*** Data shown ***

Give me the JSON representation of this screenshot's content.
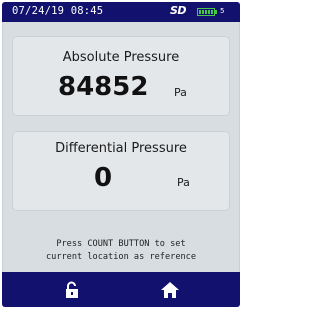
{
  "status_bar": {
    "datetime": "07/24/19 08:45",
    "sd_label": "SD",
    "battery_level": "5",
    "icons": {
      "sd": "sd-card-icon",
      "battery": "battery-icon"
    }
  },
  "absolute_pressure": {
    "title": "Absolute Pressure",
    "value": "84852",
    "unit": "Pa"
  },
  "differential_pressure": {
    "title": "Differential Pressure",
    "value": "0",
    "unit": "Pa"
  },
  "message": {
    "line1": "Press COUNT BUTTON to set",
    "line2": "current location as reference"
  },
  "softkeys": {
    "left_icon": "unlock-icon",
    "right_icon": "home-icon"
  },
  "colors": {
    "bar": "#12126e",
    "screen": "#d8dde2",
    "panel": "#e4e7ea",
    "battery": "#46c84b"
  }
}
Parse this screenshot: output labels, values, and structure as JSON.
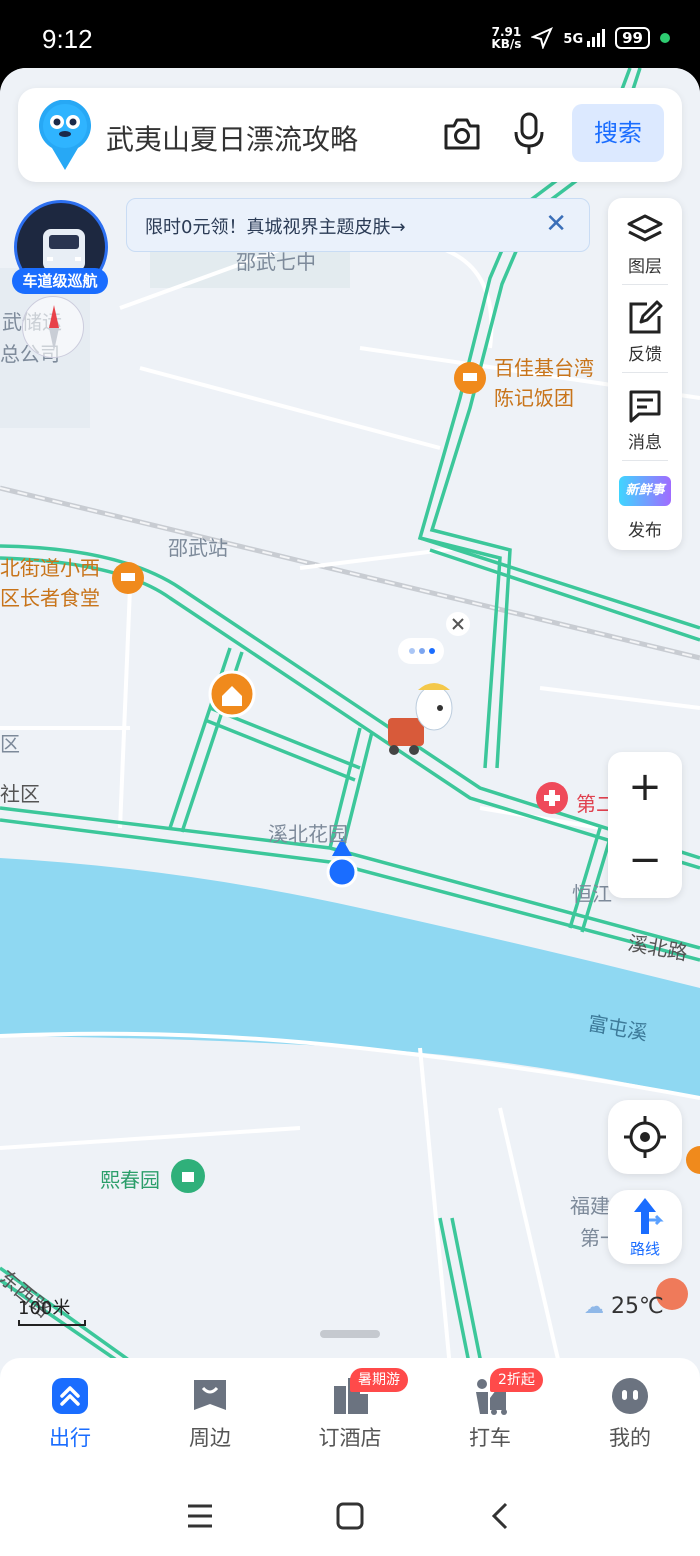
{
  "status_bar": {
    "time": "9:12",
    "net_speed": "7.91",
    "net_unit": "KB/s",
    "signal": "5G",
    "battery": "99"
  },
  "search": {
    "query": "武夷山夏日漂流攻略",
    "button": "搜索",
    "camera_icon": "camera-icon",
    "mic_icon": "microphone-icon"
  },
  "promo": {
    "text": "限时0元领！真城视界主题皮肤→"
  },
  "car_badge": {
    "label": "车道级巡航"
  },
  "tools": [
    {
      "label": "图层",
      "icon": "layers-icon"
    },
    {
      "label": "反馈",
      "icon": "feedback-icon"
    },
    {
      "label": "消息",
      "icon": "message-icon"
    },
    {
      "label": "发布",
      "icon": "publish-icon",
      "badge": "新鲜事"
    }
  ],
  "zoom": {
    "in": "+",
    "out": "−"
  },
  "route_button": "路线",
  "map_labels": {
    "school": "邵武七中",
    "wuchu_1": "武储运",
    "wuchu_2": "总公司",
    "poi_restaurant_1": "百佳基台湾",
    "poi_restaurant_2": "陈记饭团",
    "station": "邵武站",
    "canteen_1": "北街道小西",
    "canteen_2": "区长者食堂",
    "district_1": "区",
    "district_2": "社区",
    "garden": "溪北花园",
    "hospital": "第二",
    "hengjiang": "恒江",
    "road_xibei": "溪北路",
    "river": "富屯溪",
    "xichun": "熙春园",
    "fujian_1": "福建",
    "fujian_2": "第一",
    "road_sw": "东西路"
  },
  "scale": "100米",
  "weather": "25℃",
  "tabs": [
    {
      "label": "出行",
      "icon": "travel-icon",
      "active": true
    },
    {
      "label": "周边",
      "icon": "nearby-icon"
    },
    {
      "label": "订酒店",
      "icon": "hotel-icon",
      "tag": "暑期游"
    },
    {
      "label": "打车",
      "icon": "taxi-icon",
      "tag": "2折起"
    },
    {
      "label": "我的",
      "icon": "profile-icon"
    }
  ],
  "colors": {
    "accent": "#1a6dff",
    "road": "#3cc79a",
    "river": "#8fd8f2",
    "poi_orange": "#f08a1c"
  }
}
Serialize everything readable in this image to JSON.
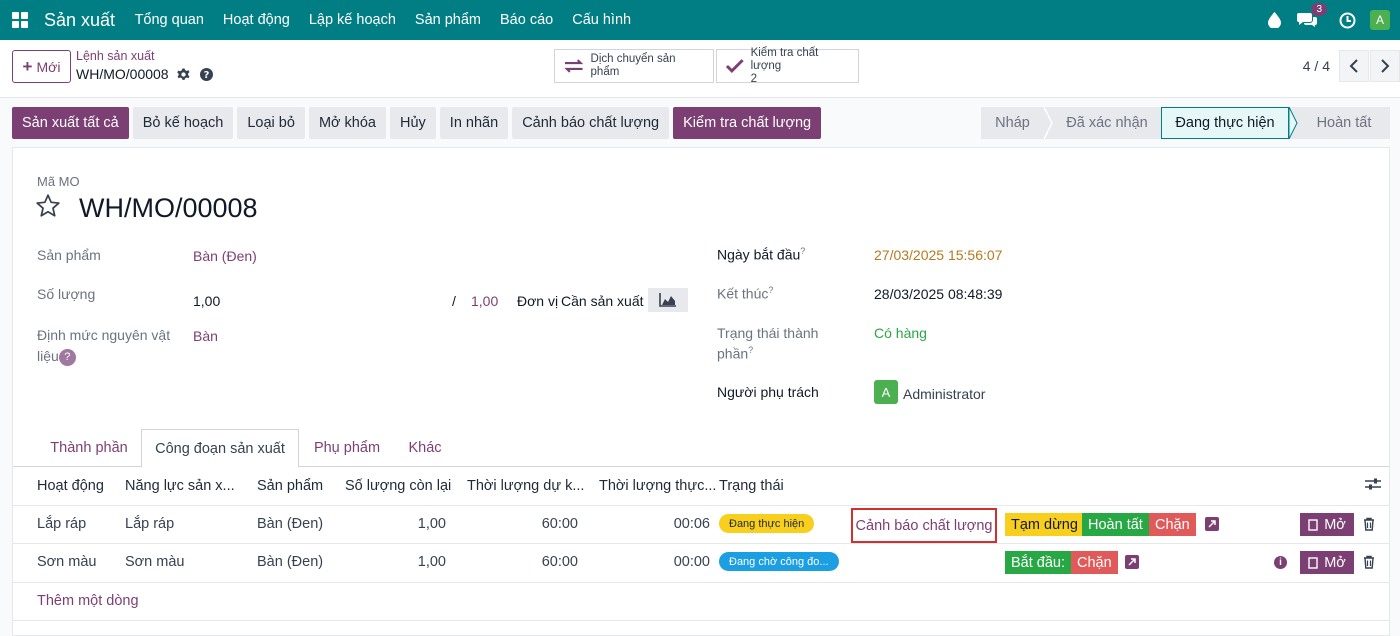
{
  "navbar": {
    "brand": "Sản xuất",
    "menu": [
      "Tổng quan",
      "Hoạt động",
      "Lập kế hoạch",
      "Sản phẩm",
      "Báo cáo",
      "Cấu hình"
    ],
    "message_count": "3",
    "user_initial": "A"
  },
  "control": {
    "new_label": "Mới",
    "breadcrumb_parent": "Lệnh sản xuất",
    "breadcrumb_current": "WH/MO/00008",
    "smart_move_label": "Dịch chuyển sản phẩm",
    "smart_quality_label": "Kiểm tra chất lượng",
    "smart_quality_count": "2",
    "pager": "4 / 4"
  },
  "actions": [
    "Sản xuất tất cả",
    "Bỏ kế hoạch",
    "Loại bỏ",
    "Mở khóa",
    "Hủy",
    "In nhãn",
    "Cảnh báo chất lượng",
    "Kiểm tra chất lượng"
  ],
  "stages": [
    "Nháp",
    "Đã xác nhận",
    "Đang thực hiện",
    "Hoàn tất"
  ],
  "form": {
    "mo_label": "Mã MO",
    "mo_name": "WH/MO/00008",
    "product_label": "Sản phẩm",
    "product_value": "Bàn (Đen)",
    "qty_label": "Số lượng",
    "qty_value": "1,00",
    "qty_sep": "/",
    "qty_total": "1,00",
    "uom_label": "Đơn vị",
    "uom_value": "Cần sản xuất",
    "bom_label_1": "Định mức nguyên vật",
    "bom_label_2": "liệu",
    "bom_help": "?",
    "bom_value": "Bàn",
    "start_label": "Ngày bắt đầu",
    "start_value": "27/03/2025 15:56:07",
    "end_label": "Kết thúc",
    "end_value": "28/03/2025 08:48:39",
    "state_label_1": "Trạng thái thành",
    "state_label_2": "phần",
    "state_value": "Có hàng",
    "resp_label": "Người phụ trách",
    "resp_initial": "A",
    "resp_value": "Administrator",
    "sup_mark": "?"
  },
  "tabs": [
    "Thành phần",
    "Công đoạn sản xuất",
    "Phụ phẩm",
    "Khác"
  ],
  "table": {
    "headers": [
      "Hoạt động",
      "Năng lực sản x...",
      "Sản phẩm",
      "Số lượng còn lại",
      "Thời lượng dự k...",
      "Thời lượng thực...",
      "Trạng thái"
    ],
    "rows": [
      {
        "operation": "Lắp ráp",
        "workcenter": "Lắp ráp",
        "product": "Bàn (Đen)",
        "qty_remaining": "1,00",
        "expected": "60:00",
        "real": "00:06",
        "status": "Đang thực hiện",
        "quality_alert": "Cảnh báo chất lượng",
        "btn_pause": "Tạm dừng",
        "btn_done": "Hoàn tất",
        "btn_block": "Chặn",
        "btn_open": "Mở"
      },
      {
        "operation": "Sơn màu",
        "workcenter": "Sơn màu",
        "product": "Bàn (Đen)",
        "qty_remaining": "1,00",
        "expected": "60:00",
        "real": "00:00",
        "status": "Đang chờ công đo...",
        "btn_start": "Bắt đầu:",
        "btn_block": "Chặn",
        "btn_open": "Mở"
      }
    ],
    "add_line": "Thêm một dòng"
  }
}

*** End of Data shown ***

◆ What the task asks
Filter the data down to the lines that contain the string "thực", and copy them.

◆ Exercise answer
    "Đang thực hiện",
      "Thời lượng thực...",
        "status": "Đang thực hiện",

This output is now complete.